# What you need to do
Please copy each line from the entries that contains the string "position".

(Excerpts from an interface dataset)

____________

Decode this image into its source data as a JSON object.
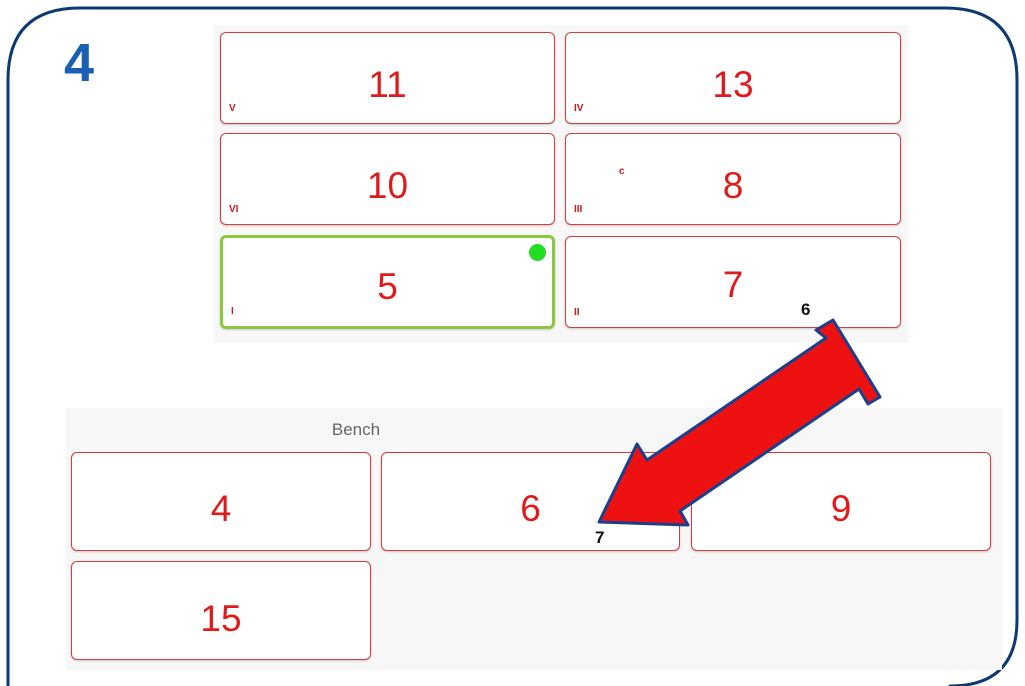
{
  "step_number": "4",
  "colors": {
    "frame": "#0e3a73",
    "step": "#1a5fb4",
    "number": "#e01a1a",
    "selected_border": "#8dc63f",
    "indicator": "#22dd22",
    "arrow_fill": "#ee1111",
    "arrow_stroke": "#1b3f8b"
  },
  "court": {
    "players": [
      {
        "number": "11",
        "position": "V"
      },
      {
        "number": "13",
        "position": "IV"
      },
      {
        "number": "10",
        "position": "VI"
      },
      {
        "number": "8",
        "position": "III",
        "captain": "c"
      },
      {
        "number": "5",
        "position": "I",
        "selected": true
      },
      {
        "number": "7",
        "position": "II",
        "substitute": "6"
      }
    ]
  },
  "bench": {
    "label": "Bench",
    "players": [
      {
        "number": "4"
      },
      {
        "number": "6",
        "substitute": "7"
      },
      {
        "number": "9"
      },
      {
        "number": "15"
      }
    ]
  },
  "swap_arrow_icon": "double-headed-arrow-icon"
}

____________

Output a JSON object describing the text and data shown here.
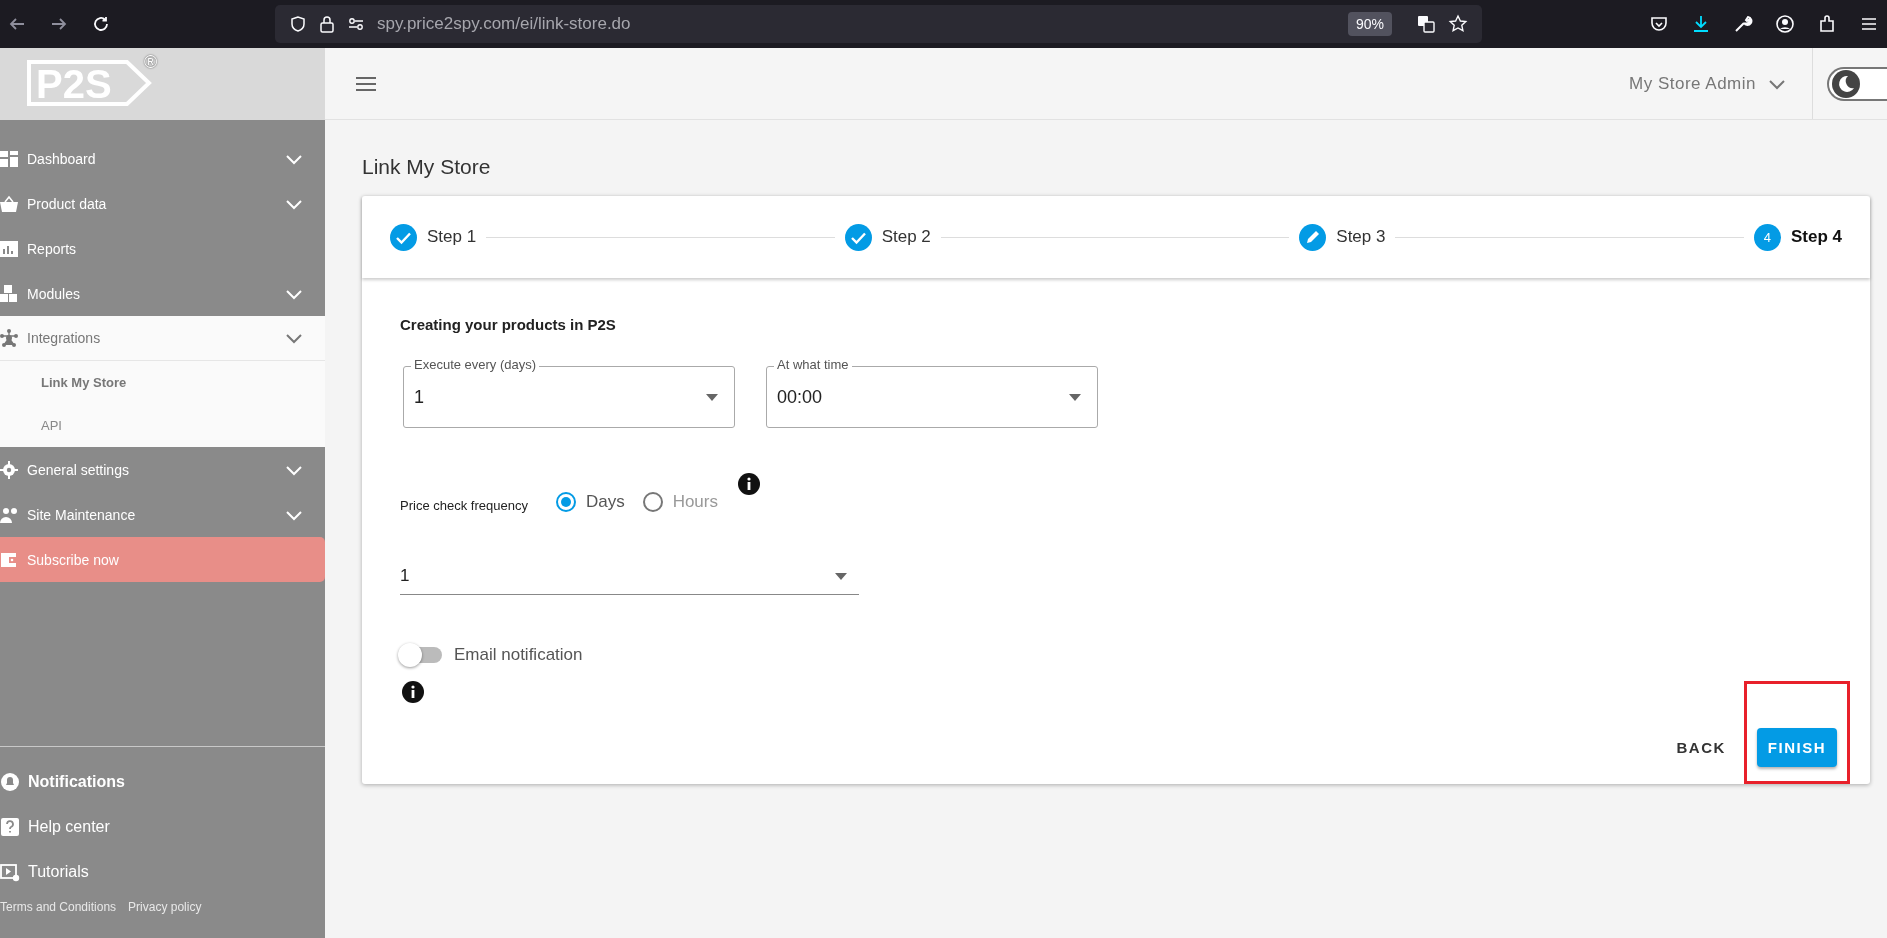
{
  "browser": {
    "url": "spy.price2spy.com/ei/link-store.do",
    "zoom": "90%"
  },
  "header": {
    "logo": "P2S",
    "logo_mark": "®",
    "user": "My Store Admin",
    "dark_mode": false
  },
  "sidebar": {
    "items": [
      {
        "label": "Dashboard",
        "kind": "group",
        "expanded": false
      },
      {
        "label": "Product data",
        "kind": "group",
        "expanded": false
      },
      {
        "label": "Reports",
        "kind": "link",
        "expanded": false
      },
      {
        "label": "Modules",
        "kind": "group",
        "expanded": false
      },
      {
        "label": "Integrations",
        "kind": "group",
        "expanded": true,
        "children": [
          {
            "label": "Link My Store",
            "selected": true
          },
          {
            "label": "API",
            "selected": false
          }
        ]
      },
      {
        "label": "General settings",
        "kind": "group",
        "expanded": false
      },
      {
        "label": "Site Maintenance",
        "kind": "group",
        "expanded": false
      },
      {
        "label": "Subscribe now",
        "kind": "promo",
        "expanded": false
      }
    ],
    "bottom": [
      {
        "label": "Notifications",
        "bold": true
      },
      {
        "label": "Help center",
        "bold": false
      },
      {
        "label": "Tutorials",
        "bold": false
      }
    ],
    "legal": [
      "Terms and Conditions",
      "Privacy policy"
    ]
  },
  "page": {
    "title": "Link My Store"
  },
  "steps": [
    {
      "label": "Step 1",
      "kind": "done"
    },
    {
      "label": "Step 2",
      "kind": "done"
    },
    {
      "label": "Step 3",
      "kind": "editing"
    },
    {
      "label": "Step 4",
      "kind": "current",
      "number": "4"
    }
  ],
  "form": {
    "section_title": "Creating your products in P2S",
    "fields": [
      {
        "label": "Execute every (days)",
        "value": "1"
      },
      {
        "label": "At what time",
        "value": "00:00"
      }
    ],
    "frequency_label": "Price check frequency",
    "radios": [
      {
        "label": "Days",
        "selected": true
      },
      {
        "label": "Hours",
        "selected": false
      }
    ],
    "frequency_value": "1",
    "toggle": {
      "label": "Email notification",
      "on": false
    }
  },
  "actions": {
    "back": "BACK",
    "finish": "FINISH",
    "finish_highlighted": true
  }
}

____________

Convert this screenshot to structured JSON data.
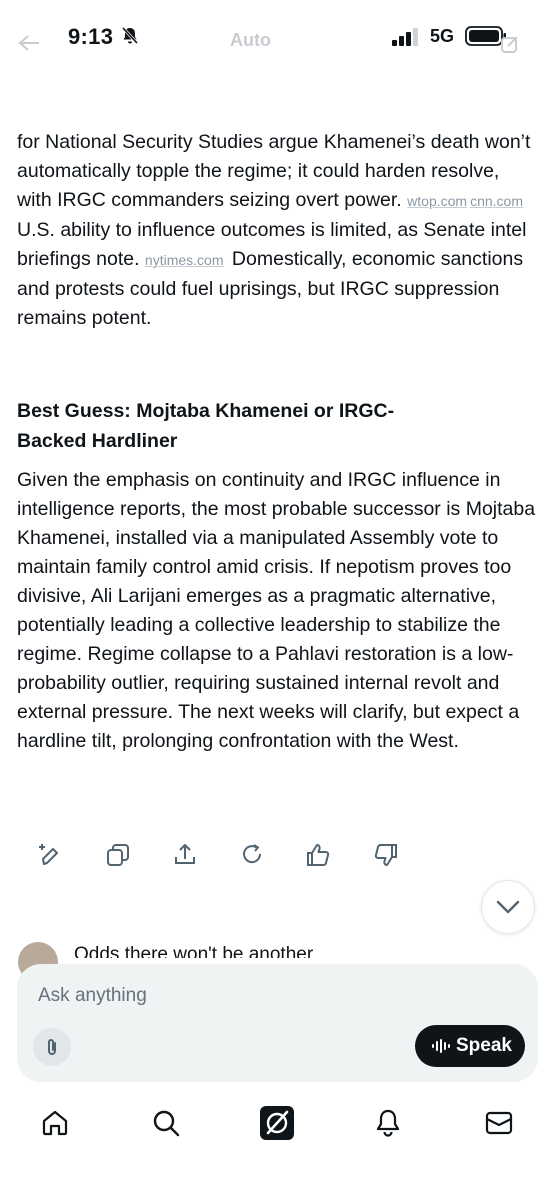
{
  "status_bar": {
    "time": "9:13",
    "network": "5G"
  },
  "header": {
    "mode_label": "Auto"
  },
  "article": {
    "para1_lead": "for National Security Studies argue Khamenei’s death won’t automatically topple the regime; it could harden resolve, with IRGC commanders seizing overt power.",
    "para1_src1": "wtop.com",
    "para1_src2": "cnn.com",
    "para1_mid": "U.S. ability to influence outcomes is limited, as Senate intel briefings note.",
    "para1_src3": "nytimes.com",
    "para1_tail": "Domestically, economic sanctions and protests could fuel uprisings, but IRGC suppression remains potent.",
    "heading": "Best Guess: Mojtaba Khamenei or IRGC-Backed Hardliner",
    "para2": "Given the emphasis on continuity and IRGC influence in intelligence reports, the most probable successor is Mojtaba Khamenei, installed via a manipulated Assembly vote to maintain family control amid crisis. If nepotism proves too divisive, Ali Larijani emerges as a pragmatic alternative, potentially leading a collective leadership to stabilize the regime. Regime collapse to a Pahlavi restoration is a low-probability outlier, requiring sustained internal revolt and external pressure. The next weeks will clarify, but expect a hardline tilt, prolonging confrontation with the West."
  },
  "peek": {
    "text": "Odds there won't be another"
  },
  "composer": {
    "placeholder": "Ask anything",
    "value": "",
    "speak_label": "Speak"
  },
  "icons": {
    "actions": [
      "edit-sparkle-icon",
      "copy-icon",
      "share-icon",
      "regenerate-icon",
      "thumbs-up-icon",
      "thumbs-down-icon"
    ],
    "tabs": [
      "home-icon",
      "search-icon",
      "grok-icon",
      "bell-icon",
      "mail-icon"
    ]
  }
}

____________

# Exercise answer
        "position": "V"
        "position": "IV"
        "position": "VI"
        "position": "III",
        "position": "I",
        "position": "II",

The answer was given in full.